▼

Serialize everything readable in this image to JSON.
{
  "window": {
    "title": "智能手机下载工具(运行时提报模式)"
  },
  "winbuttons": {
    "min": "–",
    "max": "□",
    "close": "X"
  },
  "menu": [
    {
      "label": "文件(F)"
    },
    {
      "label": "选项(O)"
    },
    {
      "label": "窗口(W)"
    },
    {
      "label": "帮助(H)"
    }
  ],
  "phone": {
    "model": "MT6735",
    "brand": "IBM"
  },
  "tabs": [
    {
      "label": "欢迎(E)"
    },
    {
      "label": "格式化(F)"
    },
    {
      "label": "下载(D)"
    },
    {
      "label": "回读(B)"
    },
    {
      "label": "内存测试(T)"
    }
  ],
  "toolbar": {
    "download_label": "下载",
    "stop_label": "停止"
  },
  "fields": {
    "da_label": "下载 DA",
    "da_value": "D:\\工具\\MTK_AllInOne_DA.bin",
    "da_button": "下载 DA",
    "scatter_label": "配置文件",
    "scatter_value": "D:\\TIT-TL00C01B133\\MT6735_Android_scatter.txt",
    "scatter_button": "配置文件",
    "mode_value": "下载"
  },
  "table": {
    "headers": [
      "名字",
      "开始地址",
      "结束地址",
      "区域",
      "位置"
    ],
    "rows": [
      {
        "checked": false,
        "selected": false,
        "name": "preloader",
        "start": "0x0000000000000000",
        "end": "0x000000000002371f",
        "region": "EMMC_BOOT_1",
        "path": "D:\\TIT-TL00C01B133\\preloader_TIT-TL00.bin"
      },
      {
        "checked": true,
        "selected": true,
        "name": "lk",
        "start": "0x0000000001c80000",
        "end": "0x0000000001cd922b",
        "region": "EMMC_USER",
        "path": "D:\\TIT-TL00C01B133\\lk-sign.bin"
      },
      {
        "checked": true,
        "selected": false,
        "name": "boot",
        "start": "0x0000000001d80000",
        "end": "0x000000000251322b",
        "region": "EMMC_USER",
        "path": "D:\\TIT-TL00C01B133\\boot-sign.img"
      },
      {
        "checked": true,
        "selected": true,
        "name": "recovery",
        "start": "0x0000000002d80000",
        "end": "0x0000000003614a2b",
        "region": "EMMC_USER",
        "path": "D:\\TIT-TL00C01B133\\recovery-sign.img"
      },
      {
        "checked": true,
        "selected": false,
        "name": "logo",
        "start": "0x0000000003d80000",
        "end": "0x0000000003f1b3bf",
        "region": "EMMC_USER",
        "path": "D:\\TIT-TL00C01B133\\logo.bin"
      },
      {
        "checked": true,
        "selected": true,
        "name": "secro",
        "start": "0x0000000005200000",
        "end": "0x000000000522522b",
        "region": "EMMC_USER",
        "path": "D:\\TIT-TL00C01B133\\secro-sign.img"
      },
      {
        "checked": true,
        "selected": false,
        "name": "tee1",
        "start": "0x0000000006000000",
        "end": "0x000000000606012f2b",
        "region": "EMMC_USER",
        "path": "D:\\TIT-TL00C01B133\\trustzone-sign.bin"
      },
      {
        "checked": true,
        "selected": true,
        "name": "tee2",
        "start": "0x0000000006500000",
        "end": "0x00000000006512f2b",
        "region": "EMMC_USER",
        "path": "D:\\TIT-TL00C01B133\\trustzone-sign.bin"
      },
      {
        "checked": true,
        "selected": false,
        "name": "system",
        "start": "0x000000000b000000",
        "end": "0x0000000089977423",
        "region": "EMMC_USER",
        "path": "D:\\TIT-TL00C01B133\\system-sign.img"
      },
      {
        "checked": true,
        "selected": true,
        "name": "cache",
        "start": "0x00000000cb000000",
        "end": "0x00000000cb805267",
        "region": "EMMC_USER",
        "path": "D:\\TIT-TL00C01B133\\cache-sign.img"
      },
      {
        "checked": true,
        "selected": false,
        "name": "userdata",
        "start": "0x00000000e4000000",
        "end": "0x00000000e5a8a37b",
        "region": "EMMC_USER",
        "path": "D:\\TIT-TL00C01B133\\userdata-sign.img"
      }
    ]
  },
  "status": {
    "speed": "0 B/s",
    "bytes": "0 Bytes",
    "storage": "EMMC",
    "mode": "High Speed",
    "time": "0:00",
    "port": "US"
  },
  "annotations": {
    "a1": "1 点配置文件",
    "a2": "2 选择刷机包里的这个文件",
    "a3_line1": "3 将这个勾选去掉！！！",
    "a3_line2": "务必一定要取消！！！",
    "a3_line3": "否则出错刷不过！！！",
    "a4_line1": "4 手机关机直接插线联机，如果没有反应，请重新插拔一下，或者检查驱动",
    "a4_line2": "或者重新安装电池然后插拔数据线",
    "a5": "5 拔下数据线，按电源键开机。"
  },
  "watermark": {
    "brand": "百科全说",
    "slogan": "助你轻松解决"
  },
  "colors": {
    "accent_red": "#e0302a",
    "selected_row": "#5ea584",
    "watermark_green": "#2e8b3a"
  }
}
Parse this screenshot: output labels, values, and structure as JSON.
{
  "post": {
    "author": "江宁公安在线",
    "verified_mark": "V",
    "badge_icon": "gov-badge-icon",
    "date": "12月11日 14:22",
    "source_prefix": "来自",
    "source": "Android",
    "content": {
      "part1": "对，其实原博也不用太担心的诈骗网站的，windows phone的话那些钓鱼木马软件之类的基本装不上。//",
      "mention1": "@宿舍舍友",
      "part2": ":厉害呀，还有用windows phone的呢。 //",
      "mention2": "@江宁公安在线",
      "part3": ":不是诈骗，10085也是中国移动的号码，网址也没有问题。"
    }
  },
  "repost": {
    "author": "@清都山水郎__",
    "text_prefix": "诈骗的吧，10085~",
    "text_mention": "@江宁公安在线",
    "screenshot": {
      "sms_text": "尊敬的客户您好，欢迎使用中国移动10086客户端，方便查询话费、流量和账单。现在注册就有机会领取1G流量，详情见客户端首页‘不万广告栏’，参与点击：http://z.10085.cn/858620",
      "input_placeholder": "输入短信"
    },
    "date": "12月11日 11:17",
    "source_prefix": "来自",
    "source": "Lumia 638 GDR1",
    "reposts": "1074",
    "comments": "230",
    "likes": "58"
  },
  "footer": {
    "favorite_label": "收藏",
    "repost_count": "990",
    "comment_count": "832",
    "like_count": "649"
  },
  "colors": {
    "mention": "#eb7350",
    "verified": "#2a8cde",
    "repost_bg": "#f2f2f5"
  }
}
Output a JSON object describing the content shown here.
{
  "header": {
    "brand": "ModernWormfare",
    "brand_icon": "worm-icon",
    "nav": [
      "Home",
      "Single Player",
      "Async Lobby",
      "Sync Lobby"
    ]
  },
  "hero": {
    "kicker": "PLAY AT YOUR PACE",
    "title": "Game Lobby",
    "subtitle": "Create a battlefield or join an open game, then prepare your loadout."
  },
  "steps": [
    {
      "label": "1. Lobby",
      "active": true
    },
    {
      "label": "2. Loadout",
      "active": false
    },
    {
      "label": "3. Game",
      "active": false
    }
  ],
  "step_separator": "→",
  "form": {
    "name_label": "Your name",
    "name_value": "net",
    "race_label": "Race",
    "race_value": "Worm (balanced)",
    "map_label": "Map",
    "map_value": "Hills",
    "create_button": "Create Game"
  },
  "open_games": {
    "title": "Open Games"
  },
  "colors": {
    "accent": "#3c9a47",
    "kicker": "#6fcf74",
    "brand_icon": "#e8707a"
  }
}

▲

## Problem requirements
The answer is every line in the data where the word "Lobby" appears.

## Response to this exercise
      "Async Lobby",
      "Sync Lobby"
    "title": "Game Lobby",
      "label": "1. Lobby",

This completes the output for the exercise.